Transcription Associated Recombination in Mammalian Cells

University dissertation from Stockholm : Department of Genetics, Microbiology and Toxicology, Stockholm University

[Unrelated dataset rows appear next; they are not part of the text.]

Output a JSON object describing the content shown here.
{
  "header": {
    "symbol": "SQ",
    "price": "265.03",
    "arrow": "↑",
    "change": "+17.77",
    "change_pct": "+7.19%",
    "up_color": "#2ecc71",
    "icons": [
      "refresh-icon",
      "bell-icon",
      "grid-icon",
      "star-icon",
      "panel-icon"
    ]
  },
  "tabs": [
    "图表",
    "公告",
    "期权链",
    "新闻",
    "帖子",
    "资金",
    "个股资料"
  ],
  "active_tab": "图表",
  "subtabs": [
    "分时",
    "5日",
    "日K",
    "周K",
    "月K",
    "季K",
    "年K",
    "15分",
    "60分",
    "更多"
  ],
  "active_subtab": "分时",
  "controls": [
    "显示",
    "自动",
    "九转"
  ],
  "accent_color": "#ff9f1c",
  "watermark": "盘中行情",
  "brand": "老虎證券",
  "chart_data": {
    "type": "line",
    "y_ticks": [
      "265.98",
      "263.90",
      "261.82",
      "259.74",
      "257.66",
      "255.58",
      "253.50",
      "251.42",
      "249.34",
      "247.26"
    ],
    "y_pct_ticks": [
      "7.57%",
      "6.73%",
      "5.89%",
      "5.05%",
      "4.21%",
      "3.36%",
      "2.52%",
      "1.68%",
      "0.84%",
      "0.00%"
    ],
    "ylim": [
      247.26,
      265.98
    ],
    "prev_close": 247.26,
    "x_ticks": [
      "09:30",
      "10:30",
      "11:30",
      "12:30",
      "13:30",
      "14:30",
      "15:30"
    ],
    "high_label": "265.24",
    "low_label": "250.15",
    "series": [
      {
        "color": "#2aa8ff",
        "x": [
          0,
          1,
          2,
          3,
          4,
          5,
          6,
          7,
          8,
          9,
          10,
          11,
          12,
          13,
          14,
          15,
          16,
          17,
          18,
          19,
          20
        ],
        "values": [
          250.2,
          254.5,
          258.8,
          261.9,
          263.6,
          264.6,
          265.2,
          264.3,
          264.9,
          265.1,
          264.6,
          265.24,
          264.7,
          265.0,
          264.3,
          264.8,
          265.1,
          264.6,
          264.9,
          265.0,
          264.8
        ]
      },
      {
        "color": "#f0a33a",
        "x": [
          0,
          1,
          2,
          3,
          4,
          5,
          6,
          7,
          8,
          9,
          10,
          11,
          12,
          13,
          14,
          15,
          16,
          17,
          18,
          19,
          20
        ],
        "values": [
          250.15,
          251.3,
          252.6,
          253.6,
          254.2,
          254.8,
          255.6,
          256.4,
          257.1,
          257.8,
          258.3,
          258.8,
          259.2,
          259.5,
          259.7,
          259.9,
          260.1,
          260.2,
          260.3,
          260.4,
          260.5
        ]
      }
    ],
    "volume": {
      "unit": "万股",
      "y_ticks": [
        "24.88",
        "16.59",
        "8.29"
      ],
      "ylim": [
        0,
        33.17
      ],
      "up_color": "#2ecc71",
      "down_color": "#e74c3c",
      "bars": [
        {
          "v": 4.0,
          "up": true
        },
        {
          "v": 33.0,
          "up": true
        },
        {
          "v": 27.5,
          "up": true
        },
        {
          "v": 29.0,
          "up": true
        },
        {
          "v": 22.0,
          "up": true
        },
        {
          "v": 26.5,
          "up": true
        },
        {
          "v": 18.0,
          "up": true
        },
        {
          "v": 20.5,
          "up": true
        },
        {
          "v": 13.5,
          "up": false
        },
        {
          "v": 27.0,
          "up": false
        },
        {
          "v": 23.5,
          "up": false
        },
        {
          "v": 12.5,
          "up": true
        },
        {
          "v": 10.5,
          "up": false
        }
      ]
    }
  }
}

Abstract: There is increasing evidence that the movement of the transcription machinery through DNA has profound effects on the genomic stability. One such example is a phenomenon known as Transcription Associated Recombination (TAR). Transcription enhances recombination levels to a high degree in all organisms studied, from bacteria to mammals. The underlying causes of the high recombination levels observed are unknown, as are the rationale for the rather riskyhazardous recombination event in this context. Recombination is not a risk-free event; there is e.g. the chancerisk for of loss of heterozygozity, which may eventually lead to tumour formation. So, why is TAR so ubiquitous? This thesis deals with the factors inducing TAR, trying to elucidate the mechanisms catalyzing this event. The proteins involved in executing TAR are unknown in mammals, and one of the aims of this thesis havehas been to investigate the role of well-known DNA repair proteins in TAR. In order to do so, cell lines deficient in crucial DNA repair proteins were stably transfected with a novel recombination construct. Transcription can be controlled over this recombination construct, enabling the detection of transcription associated recombination. We found that TAR is dependent on replication and that inhibition of transcription elongation had no further effect on TAR levels in our system. Further, we found that TAR employs a recombination pathway mechanistically separate from the recombination pathway induced by DNA double strand breaks. This pathway is dependent on BRCA2, a protein required for homologous recombination, but independent of the RAD51 paralog XRCC2. In subsequent studies, we found that the XPD subunit of the combined transcription and repair factor TFIIH is required for TAR, but is dispensable for DNA DSB repair by HR. We went on to investigate the connection between HR repair of UV damages and transcription and found that repair of UV damages requires transcription, but not via the transcription-coupled repair pathway. In conclusion, we found that TAR operates by a recombination pathway separate from DNA double strand break induced recombination. We found a connection with stalled replication, and revealed several of the proteins required for TAR in mammals.